Work to complete
Count the lines in the entries that contain the string "required". State nothing but the number.

Task material

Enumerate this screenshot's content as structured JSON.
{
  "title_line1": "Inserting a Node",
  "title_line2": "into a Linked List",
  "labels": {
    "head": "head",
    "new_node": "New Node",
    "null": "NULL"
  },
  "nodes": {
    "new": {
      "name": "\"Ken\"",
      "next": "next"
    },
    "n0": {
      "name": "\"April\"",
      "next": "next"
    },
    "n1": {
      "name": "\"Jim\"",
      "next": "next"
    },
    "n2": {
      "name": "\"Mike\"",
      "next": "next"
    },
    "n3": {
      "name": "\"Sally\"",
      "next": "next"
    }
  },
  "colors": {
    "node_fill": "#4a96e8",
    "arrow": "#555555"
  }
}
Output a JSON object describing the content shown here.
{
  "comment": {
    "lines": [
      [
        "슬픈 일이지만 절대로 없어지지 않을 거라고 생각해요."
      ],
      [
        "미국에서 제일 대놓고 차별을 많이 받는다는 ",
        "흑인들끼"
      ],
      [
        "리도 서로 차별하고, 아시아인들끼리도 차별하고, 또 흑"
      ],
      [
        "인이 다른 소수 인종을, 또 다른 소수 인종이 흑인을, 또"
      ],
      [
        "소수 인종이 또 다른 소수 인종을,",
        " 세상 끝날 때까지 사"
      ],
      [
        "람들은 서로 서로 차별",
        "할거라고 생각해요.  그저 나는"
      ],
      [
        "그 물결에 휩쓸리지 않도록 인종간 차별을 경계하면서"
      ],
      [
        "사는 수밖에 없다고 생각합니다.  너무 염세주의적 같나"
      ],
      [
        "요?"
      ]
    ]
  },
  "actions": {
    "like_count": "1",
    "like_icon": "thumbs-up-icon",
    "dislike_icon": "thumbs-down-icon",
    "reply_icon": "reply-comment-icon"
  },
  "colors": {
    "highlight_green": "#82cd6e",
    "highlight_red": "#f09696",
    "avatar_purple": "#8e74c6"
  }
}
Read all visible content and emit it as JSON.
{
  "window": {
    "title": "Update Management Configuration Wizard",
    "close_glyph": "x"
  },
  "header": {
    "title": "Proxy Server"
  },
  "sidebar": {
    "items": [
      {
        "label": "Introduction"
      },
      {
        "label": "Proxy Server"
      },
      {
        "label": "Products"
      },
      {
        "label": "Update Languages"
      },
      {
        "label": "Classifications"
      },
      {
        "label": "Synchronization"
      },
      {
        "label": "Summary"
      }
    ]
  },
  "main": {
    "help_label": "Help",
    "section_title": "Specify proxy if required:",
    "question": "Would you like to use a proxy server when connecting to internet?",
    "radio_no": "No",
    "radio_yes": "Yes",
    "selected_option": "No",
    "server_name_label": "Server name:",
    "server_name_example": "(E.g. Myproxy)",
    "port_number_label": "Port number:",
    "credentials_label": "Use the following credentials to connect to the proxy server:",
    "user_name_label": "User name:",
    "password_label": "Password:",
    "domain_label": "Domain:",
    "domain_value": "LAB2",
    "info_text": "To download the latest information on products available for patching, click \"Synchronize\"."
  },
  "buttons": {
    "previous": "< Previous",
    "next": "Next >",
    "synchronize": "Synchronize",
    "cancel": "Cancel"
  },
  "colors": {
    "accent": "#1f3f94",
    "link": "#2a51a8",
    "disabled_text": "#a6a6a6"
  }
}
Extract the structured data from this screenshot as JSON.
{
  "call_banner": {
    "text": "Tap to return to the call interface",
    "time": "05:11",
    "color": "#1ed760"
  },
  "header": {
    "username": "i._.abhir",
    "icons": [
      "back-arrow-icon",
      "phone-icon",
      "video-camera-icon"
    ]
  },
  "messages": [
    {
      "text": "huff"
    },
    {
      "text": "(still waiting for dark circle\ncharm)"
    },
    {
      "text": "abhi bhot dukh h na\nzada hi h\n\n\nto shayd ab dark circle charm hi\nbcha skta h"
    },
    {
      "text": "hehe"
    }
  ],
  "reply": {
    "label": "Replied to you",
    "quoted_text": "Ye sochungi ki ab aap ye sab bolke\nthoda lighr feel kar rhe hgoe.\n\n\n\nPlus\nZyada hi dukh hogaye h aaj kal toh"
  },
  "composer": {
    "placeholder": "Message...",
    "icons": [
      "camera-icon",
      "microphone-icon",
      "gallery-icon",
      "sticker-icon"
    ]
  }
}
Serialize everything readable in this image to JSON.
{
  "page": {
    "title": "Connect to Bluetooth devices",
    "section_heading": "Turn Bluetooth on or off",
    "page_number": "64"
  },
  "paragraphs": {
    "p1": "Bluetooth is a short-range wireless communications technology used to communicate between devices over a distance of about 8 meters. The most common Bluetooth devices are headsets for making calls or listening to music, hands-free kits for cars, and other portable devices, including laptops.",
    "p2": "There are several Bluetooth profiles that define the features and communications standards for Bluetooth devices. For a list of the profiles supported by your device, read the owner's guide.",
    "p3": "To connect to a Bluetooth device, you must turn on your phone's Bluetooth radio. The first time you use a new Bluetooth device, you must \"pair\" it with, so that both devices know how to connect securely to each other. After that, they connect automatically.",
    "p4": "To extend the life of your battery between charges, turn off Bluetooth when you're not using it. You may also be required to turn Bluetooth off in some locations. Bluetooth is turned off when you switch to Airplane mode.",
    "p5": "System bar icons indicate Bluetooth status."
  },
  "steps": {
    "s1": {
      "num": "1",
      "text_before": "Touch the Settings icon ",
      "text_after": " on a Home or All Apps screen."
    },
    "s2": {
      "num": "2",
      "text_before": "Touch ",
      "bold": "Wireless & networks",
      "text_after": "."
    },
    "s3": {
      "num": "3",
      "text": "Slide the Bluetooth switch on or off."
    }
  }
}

Result below
2